**EXERCISE PROMPT**
Look through the records below, count the lines with the word "USDT", and reply with only the number.

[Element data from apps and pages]
________________________________________

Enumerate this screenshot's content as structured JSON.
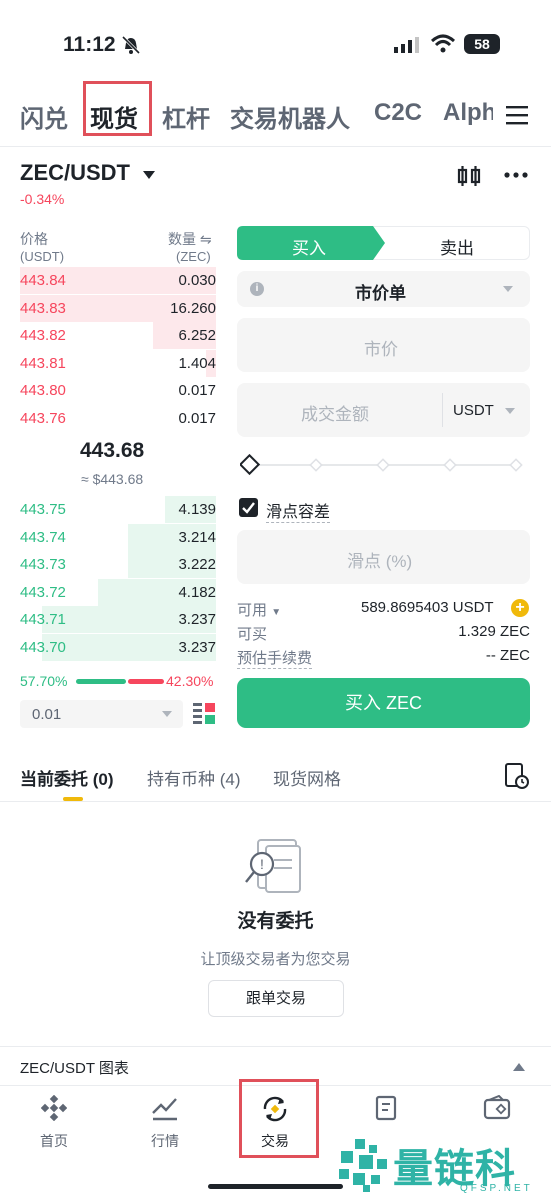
{
  "status": {
    "time": "11:12",
    "battery": "58"
  },
  "top_tabs": [
    "闪兑",
    "现货",
    "杠杆",
    "交易机器人",
    "C2C",
    "Alph"
  ],
  "pair": {
    "name": "ZEC/USDT",
    "change": "-0.34%"
  },
  "orderbook": {
    "price_label": "价格",
    "price_unit": "(USDT)",
    "qty_label": "数量",
    "qty_unit": "(ZEC)",
    "asks": [
      {
        "price": "443.84",
        "qty": "0.030",
        "depth": 1.0
      },
      {
        "price": "443.83",
        "qty": "16.260",
        "depth": 1.0
      },
      {
        "price": "443.82",
        "qty": "6.252",
        "depth": 0.32
      },
      {
        "price": "443.81",
        "qty": "1.404",
        "depth": 0.05
      },
      {
        "price": "443.80",
        "qty": "0.017",
        "depth": 0
      },
      {
        "price": "443.76",
        "qty": "0.017",
        "depth": 0
      }
    ],
    "mid_price": "443.68",
    "mid_usd": "≈ $443.68",
    "bids": [
      {
        "price": "443.75",
        "qty": "4.139",
        "depth": 0.26
      },
      {
        "price": "443.74",
        "qty": "3.214",
        "depth": 0.45
      },
      {
        "price": "443.73",
        "qty": "3.222",
        "depth": 0.45
      },
      {
        "price": "443.72",
        "qty": "4.182",
        "depth": 0.6
      },
      {
        "price": "443.71",
        "qty": "3.237",
        "depth": 0.89
      },
      {
        "price": "443.70",
        "qty": "3.237",
        "depth": 0.89
      }
    ],
    "buy_ratio": "57.70%",
    "sell_ratio": "42.30%",
    "buy_fraction": 0.577,
    "precision": "0.01"
  },
  "order_form": {
    "buy_tab": "买入",
    "sell_tab": "卖出",
    "order_type": "市价单",
    "price_placeholder": "市价",
    "amount_placeholder": "成交金额",
    "amount_unit": "USDT",
    "slippage_checkbox": "滑点容差",
    "slippage_placeholder": "滑点 (%)",
    "available_label": "可用",
    "available_value": "589.8695403 USDT",
    "can_buy_label": "可买",
    "can_buy_value": "1.329 ZEC",
    "fee_label": "预估手续费",
    "fee_value": "-- ZEC",
    "submit": "买入 ZEC"
  },
  "orders_tabs": [
    "当前委托 (0)",
    "持有币种 (4)",
    "现货网格"
  ],
  "empty": {
    "title": "没有委托",
    "subtitle": "让顶级交易者为您交易",
    "button": "跟单交易"
  },
  "chart_bar": {
    "label": "ZEC/USDT 图表"
  },
  "bottom_nav": [
    "首页",
    "行情",
    "交易"
  ],
  "watermark": {
    "text": "量链科技",
    "sub": "QFSP.NET"
  },
  "colors": {
    "green": "#2ebd85",
    "red": "#f6465d",
    "highlight": "#e0505a",
    "yellow": "#f0b90b"
  }
}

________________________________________

**RESPONSE TO THIS EXERCISE**
5